Your healthcare provider is the best person to tell you how long it’ll take for medication and therapy to work, as different medications take different amounts of time before their effects are noticeable. Your provider can also tell you about other treatment options that might help if the first treatments don’t work well.
Because experts still don’t know why schizophrenia happens, it’s impossible to prevent it or reduce your risk of it happening.
Schizophrenia is a condition that varies greatly from person to person. You may struggle with work, relationships and self-care. But with treatment, you may be able to work, care for yourself and have fulfilling relationships.

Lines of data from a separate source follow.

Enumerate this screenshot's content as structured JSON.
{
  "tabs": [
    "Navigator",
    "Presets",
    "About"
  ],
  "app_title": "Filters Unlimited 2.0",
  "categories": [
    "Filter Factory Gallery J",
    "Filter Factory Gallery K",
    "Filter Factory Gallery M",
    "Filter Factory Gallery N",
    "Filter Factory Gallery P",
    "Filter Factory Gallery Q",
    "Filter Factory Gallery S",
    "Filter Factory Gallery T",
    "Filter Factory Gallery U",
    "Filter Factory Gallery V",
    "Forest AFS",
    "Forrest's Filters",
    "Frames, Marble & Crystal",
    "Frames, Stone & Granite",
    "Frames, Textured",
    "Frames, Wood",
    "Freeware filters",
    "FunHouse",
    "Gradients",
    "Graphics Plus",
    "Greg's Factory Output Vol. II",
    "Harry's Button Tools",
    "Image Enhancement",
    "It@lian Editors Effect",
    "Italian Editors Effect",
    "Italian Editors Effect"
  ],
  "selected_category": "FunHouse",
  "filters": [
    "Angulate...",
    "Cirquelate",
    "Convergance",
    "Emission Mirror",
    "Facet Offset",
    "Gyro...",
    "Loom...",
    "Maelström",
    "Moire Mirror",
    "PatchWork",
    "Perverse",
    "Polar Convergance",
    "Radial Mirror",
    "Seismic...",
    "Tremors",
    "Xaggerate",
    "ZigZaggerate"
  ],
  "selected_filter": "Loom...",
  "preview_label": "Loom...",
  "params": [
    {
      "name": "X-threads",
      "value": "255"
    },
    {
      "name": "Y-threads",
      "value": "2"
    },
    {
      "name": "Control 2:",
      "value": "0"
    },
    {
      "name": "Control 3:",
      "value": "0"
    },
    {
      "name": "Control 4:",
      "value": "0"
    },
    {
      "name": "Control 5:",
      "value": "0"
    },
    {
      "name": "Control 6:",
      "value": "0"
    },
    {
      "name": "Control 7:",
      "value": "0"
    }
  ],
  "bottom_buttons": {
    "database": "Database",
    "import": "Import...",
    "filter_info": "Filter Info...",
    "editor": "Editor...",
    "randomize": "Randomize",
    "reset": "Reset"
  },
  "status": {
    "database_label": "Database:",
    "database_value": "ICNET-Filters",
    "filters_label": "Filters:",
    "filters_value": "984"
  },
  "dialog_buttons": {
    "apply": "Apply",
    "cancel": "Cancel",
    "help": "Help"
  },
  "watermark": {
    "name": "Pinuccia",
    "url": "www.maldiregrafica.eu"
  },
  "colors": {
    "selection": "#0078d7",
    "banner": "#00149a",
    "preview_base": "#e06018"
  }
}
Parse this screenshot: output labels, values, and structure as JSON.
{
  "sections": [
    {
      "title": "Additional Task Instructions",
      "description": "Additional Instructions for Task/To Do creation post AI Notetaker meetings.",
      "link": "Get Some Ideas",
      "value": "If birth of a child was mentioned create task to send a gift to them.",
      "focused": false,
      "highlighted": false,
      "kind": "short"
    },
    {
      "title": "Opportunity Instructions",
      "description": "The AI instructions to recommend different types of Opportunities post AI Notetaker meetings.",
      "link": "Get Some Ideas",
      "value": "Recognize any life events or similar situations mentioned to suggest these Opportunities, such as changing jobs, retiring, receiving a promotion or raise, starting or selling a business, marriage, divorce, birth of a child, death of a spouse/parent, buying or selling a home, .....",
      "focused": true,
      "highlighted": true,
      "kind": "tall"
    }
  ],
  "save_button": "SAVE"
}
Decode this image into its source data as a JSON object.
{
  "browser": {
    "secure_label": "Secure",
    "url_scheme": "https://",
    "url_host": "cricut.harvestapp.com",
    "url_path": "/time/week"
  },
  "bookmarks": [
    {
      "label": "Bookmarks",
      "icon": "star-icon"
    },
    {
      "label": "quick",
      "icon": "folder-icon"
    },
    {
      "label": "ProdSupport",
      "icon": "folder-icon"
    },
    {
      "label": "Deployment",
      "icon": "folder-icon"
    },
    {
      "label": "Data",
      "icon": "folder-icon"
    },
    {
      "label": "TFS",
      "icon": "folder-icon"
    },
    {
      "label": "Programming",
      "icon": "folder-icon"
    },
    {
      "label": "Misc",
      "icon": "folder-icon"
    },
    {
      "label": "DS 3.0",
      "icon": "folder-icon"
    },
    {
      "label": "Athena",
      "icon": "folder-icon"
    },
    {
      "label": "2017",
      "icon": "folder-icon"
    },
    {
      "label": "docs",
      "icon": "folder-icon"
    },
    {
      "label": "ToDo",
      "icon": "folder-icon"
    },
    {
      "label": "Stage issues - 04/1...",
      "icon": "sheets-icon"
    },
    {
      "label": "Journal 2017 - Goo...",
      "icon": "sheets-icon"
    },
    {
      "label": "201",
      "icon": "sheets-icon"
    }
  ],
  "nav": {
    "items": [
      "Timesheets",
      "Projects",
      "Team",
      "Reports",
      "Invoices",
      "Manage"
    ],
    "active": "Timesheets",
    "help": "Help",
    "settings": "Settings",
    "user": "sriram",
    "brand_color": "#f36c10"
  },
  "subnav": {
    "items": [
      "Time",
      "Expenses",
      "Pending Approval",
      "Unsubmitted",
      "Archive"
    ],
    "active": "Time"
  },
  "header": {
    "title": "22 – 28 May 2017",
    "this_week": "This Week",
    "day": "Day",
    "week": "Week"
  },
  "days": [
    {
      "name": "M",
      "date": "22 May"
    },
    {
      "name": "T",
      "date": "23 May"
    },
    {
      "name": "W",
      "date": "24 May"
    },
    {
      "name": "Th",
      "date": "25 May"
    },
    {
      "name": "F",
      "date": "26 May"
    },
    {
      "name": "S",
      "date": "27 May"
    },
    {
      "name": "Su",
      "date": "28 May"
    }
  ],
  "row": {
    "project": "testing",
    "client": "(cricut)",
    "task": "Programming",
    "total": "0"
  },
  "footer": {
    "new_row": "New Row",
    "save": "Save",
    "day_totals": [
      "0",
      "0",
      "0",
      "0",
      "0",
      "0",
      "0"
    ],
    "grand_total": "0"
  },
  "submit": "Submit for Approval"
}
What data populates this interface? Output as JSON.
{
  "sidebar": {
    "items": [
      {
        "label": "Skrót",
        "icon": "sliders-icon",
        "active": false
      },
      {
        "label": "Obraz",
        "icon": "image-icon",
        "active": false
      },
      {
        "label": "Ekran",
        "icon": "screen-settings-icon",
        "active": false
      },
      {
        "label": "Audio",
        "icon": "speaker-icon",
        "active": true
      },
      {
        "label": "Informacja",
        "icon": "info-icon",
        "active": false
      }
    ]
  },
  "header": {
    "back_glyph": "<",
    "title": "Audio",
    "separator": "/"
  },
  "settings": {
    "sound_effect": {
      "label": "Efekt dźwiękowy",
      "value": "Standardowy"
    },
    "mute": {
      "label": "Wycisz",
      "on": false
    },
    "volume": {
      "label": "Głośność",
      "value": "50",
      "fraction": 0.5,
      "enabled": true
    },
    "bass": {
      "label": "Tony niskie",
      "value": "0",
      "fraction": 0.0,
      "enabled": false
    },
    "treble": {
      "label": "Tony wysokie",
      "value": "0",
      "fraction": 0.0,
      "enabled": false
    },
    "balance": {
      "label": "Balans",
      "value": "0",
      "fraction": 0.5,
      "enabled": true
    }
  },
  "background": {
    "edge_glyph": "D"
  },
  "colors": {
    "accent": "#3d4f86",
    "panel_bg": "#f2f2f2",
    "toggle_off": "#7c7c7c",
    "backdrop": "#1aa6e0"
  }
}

This condition also often affects people in cycles. That means you can go through periods when the condition flares up and your symptoms get much worse. Then, you may have a time when your symptoms improve but don’t completely go away.
Despite how serious this condition is, treatment does make it possible to live with the condition and minimize how it affects your life.
Schizophrenia itself isn’t a deadly condition. But its effects can lead to dangerous or harmful behaviors. About one-third of people with schizophrenia have symptoms that worsen over time. That can happen because your symptoms don’t respond to treatment, or you have trouble following treatment plans closely enough to manage the condition. About 10% of people with schizophrenia die by suicide.
Other people respond to treatment. But they still have periods where symptoms return and worsen. They might also have lingering problems, like trouble focusing or thinking, because of earlier episodes of this condition.
If you have schizophrenia, you should do the following to help care for yourself and manage your condition:
You should see your healthcare provider as recommended. You should also see them if you notice a change in your symptoms, like if they get worse even if you’re taking your medication. You can see your provider if the side effects of your medication cause disruptions in your life, as well. Your healthcare provider can sometimes recommend alternative medications or treatments that might better treat your condition without causing those same effects.
If you have thoughts of harming yourself or others, call the 988 Suicide and Crisis Lifeline (U.S.). If you feel like you’re in immediate danger of harming yourself, call 911, your local emergency services number or go to the nearest emergency room.
If you notice a loved one showing signs of schizophrenia or a related condition, you can try helping them by doing the following:
A note from Cleveland Clinic
Schizophrenia can be a frightening condition for you and your loved ones. Despite stereotypes, this isn’t a condition where any thought of recovery or living a happy, fulfilling life is impossible. If you think you have symptoms of schizophrenia, it’s important to talk to a healthcare provider as soon as you can. Their job is to help you, and healthcare providers — especially those who specialize in mental health conditions like schizophrenia — have the training to help you not feel judged, ashamed or embarrassed.
If you notice a loved one struggling with symptoms of psychosis or schizophrenia, encourage them gently and supportively to get care. Early diagnosis and treatment can make a big difference in helping people recover and manage this condition.
Last reviewed by a Cleveland Clinic medical professional on 06/28/2023.
Learn more about our editorial process.